Oak Alley Plantation
Oak Alley Plantation is one of the most sought-after plantation tours in the South. For the true Antebellum plantation experience, you simply can’t miss out on the mansion that has been dubbed the “Crown Jewel” of the River Road Plantations.
Thanks to its pristine setting and photogenic line of live Oaks leading to the entrance, Oak Alley plantation is frequently featured in movies and TV series. From the moment you set foot on the grounds, you’ll see why: the home itself has been beautifully renovated, and furnished with period furniture and decorations. The original trees, older even than the structure itself, still grace the property. And recreated slave cabins house photographs, informational guides, and memorials to the many slaves who worked the plantation. When you experience the house, slave cabin exhibits, and grounds, you’ll get a firsthand experience of a traditional Antebellum plantation.

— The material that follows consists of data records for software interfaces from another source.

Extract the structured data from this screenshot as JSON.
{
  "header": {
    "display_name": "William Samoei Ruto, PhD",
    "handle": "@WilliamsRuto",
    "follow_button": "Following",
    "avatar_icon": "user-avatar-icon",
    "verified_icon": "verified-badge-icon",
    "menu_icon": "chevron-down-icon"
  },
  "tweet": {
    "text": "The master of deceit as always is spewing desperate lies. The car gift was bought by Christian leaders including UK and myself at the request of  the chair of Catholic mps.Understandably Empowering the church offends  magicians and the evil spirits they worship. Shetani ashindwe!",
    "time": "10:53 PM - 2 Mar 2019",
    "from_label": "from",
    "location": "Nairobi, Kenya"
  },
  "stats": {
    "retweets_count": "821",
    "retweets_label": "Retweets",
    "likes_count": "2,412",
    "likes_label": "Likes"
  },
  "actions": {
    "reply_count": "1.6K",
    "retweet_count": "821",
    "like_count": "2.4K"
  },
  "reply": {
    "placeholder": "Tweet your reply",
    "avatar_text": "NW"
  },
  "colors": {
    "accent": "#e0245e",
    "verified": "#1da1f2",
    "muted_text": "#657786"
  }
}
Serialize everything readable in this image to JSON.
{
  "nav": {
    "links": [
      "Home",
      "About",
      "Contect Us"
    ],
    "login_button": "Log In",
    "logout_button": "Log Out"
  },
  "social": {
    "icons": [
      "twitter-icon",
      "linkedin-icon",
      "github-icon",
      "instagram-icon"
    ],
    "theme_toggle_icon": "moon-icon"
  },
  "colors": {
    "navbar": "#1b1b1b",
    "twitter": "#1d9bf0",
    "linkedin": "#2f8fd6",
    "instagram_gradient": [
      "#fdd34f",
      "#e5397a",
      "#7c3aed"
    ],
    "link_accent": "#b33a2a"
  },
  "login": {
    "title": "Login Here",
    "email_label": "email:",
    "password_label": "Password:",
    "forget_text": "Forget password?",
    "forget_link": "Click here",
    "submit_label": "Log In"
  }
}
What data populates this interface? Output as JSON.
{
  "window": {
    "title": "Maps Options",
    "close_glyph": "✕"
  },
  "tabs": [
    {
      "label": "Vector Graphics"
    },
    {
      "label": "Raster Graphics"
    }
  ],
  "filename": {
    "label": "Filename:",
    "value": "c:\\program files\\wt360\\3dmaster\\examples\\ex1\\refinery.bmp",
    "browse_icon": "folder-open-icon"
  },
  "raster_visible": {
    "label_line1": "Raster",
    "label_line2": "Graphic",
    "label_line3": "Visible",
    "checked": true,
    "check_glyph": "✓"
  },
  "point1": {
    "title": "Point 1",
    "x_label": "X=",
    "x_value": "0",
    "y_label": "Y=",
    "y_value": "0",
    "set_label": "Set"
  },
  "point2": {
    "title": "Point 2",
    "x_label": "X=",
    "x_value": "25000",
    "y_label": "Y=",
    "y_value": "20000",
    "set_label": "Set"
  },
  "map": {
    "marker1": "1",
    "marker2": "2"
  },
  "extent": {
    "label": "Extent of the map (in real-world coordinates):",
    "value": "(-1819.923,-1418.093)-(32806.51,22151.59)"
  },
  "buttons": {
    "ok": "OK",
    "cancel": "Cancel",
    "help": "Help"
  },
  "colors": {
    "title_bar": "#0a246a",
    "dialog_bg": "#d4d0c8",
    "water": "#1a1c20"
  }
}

History of Oak Alley
The home that is now sought out by tourists from all over the world was once a fully operating sugarcane plantation. After years as a profitable business and family home, the grounds were abandoned and left to the elements. The enormous mansion deteriorated, taken over by the Louisiana wildlife.
Fortunately, this wasn’t the demise of Oak Alley. It was purchased and lovingly restored by the Stewart family in 1925. While they did introduce modern plumbing, they were determined to incorporate modern conveniences while staying true to the plantation’s history: they did a remarkable job of restoring the building, while still maintaining the feel of the Antebellum era.
After the long process of restoring Oak Alley, the Stewarts knew they couldn’t keep this breathtaking property to themselves forever. They decided to open the plantation to the public as not only a tourist attraction, but an educational experience and example of Southern life in the Antebellum era. For those who want the complete Oak Alley experience, cabins on the property can be reserved for overnight stays. They also went on to found the Oak Alley Foundation, a non-profit that helps educate visitors about the history of the plantation and the region.
Visiting the Plantation
While visiting Oak Alley, be sure to enjoy the cafe and restaurant, which offer refreshing drinks, made to order meals, and traditional Southern fare like pralines and gumbo. Oak Alley tour guides will be dressed in traditional period garb to complete the immersive experience. And after you tour the house and snap shots of the famous Oak trees, take a walk through the many exhibits and slave cabins surrounding the house, which offer a more in-depth look at plantation life and the Antebellum era.
Before you leave, pick up a cookbook or souvenir from the expansive gift shop.
You can easily spend a few hours or a full day exploring one of Louisiana’s most sought-out attractions.